We will be hearing Kathleen DeBoer, Deputy Head of the Organization for Economic Co-Operation and Development’s Washington Center, discuss the increasingly relevant issue of economic cooperation between the US and China. She will be providing insight both through her work with the OECD and her time living and teaching in Nanjing, China.
Voices Behind China’s One-Child Policy
In the Culture Event hosted in December, SURGE conducted a discussion about the former One-Child Policy in China. We were honored to have Ms. Melissa Ludtke, an award-winning journalist and Yankee Quill Award winner, as our guest speaker. During the event, Ms. Ludtke talked about her book and education series: Touching Home in China, which is a project on the influence of the One-Child Policy, and the experience of her own beloved daughter Maya who was adopted from China. In addition to Ms. Ludtke, Jiahe Chi, a Chinese senior and former member of SURGE, shared his insights on how the policy changed the lifestyle and perspectives of urban and rural populations in China.
Same, Same But Different – Dec. 3rd, 2014

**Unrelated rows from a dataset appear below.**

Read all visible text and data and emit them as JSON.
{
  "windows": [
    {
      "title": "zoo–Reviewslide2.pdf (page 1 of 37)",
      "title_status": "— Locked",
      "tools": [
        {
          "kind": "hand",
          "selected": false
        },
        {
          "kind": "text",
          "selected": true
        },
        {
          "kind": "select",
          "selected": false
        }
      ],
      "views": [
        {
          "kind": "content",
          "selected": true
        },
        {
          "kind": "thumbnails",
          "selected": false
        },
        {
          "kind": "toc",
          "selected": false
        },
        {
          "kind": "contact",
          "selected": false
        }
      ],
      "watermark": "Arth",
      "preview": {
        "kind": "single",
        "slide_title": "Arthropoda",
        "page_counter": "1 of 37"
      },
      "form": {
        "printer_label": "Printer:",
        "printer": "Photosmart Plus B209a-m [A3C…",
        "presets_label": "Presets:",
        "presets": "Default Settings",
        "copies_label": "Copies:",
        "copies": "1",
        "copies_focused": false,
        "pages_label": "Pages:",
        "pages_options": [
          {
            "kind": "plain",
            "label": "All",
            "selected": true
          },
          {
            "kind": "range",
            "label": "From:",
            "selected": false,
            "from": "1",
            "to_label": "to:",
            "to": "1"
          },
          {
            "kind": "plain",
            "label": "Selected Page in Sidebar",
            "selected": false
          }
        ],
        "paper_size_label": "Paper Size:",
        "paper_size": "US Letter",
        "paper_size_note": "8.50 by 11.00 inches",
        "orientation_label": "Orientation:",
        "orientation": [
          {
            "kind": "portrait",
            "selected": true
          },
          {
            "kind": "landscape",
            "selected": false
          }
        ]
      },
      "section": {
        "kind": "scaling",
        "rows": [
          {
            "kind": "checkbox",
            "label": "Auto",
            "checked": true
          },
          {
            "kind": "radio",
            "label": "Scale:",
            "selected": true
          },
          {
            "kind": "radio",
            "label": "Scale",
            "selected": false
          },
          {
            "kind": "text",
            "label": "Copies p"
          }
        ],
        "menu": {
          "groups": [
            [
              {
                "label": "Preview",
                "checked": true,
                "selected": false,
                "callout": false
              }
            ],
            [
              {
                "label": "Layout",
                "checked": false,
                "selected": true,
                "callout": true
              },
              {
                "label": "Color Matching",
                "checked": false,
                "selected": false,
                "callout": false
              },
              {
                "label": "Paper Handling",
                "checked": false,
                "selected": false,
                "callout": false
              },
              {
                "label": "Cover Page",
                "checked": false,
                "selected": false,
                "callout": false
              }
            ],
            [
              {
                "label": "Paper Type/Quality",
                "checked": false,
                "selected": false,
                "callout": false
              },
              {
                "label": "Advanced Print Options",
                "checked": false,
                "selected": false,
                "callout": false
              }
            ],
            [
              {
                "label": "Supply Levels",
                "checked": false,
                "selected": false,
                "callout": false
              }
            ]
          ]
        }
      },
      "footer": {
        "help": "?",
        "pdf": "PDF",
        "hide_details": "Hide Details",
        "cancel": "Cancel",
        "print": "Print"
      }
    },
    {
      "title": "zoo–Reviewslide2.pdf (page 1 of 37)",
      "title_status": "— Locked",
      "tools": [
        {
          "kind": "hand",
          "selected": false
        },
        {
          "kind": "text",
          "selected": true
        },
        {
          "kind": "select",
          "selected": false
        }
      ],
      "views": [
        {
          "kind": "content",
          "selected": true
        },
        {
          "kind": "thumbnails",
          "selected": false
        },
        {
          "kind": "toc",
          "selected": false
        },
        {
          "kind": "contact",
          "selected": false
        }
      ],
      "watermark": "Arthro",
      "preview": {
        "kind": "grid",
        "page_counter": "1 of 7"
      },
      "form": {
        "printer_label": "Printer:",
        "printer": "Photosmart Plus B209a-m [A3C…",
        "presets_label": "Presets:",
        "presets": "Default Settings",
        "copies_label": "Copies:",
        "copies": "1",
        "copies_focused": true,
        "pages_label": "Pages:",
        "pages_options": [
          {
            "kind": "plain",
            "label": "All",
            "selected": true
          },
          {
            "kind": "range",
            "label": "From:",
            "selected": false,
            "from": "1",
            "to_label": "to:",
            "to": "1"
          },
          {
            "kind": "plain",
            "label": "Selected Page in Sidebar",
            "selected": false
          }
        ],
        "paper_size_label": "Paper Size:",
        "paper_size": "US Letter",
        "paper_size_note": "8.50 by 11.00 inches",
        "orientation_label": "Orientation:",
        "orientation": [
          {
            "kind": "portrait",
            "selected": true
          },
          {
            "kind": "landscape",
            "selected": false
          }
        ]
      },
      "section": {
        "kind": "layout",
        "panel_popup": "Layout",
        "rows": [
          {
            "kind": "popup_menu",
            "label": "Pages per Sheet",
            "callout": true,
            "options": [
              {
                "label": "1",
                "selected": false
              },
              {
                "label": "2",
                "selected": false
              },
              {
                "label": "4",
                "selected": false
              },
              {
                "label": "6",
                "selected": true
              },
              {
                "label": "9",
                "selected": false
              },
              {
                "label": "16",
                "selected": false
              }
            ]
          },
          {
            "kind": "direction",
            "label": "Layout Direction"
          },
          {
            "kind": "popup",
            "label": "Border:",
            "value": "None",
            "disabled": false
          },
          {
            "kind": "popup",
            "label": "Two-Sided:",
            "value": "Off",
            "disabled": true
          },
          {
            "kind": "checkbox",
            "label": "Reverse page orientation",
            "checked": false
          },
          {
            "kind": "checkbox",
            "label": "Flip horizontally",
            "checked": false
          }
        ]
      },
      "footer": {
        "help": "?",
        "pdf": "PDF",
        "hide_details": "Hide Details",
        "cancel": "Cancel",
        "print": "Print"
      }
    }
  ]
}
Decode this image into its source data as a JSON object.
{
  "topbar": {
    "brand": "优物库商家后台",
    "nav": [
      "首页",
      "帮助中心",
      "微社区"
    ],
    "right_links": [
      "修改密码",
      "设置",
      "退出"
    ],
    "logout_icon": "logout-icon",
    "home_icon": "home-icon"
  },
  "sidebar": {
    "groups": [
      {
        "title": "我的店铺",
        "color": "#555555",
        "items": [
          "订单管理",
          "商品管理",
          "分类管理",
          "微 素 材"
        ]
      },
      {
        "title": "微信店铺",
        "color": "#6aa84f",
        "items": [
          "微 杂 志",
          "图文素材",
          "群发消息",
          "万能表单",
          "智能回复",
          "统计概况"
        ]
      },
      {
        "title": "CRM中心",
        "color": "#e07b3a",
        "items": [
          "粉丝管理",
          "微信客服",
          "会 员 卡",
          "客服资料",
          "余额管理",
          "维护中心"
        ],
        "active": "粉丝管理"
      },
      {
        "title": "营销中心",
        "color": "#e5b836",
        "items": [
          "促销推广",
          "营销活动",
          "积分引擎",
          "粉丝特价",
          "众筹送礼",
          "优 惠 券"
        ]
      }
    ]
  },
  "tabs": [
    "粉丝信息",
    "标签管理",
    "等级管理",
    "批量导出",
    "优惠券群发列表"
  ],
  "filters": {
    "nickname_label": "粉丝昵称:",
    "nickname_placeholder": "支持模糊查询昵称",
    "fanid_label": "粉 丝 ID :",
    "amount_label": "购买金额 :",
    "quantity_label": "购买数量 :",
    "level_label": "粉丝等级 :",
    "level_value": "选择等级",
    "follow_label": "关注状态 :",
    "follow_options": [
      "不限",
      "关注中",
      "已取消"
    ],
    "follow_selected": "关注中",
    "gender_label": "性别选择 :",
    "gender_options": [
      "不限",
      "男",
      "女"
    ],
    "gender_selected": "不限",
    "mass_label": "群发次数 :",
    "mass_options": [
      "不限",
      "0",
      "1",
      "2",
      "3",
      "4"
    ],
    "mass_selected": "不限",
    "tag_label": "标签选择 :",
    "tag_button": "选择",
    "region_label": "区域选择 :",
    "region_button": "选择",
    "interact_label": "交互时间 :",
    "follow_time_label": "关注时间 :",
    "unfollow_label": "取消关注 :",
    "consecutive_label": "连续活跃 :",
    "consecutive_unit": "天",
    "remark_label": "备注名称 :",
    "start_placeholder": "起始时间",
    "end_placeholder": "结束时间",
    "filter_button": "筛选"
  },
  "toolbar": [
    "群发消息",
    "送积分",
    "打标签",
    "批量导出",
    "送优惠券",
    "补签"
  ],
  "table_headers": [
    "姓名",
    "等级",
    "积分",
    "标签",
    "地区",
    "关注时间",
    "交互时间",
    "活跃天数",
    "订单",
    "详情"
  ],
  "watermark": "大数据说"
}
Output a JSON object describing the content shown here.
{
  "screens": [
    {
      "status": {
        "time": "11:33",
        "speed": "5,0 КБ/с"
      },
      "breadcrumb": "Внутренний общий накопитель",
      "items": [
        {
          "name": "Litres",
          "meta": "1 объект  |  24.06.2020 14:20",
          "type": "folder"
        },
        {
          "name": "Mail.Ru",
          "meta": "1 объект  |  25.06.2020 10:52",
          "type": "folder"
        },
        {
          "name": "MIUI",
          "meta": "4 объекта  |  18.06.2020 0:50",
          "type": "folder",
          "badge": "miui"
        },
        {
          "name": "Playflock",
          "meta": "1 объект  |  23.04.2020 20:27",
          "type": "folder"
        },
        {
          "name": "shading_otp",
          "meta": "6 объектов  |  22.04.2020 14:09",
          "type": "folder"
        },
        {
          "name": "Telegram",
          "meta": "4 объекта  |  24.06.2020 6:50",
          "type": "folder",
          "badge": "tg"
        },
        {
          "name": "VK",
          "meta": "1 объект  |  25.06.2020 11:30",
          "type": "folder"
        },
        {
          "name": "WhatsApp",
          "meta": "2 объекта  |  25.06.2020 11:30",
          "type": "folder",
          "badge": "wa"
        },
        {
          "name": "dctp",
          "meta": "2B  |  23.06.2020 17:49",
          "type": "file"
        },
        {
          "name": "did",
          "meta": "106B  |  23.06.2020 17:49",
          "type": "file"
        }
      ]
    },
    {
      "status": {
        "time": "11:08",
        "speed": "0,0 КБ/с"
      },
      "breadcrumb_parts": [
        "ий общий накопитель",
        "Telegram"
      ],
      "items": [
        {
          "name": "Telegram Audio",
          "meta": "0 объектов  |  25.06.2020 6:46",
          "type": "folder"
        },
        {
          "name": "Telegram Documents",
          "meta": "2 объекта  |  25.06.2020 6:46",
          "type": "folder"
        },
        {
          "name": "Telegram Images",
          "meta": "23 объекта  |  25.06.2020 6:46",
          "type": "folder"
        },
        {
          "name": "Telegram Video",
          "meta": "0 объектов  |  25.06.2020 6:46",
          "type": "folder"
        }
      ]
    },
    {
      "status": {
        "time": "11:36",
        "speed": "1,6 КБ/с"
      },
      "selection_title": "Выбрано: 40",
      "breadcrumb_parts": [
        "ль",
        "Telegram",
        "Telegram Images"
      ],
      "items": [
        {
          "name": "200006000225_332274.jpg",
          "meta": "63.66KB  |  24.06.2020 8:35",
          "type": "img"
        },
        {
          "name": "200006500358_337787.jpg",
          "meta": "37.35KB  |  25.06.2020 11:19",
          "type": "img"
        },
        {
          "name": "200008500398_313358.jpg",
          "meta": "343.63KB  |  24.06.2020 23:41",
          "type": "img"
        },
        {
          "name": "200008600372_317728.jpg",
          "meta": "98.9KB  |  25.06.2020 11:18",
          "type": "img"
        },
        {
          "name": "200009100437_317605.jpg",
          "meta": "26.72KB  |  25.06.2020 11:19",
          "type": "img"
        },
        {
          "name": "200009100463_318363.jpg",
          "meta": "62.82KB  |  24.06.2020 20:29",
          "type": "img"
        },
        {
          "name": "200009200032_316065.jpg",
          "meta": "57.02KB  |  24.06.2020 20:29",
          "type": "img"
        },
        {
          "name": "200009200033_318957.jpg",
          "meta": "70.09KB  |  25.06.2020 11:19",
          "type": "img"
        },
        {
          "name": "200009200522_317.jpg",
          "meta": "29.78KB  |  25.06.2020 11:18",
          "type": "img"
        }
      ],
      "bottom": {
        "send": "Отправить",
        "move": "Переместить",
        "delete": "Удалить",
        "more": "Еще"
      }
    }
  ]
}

“Same, Same But Different” was held in Olin 11, during open block from 12 to 1pm on Wednesday, December 3rd. Four Chinese and American students who have lived in both China and America shared their experiences dealing with cultural and ideological differences between the two cultures. Their different backgrounds and stories offered insights on various aspects of Eastern and Western cultures, and was inspiring to those who have similar experiences and who are interested in studying abroad.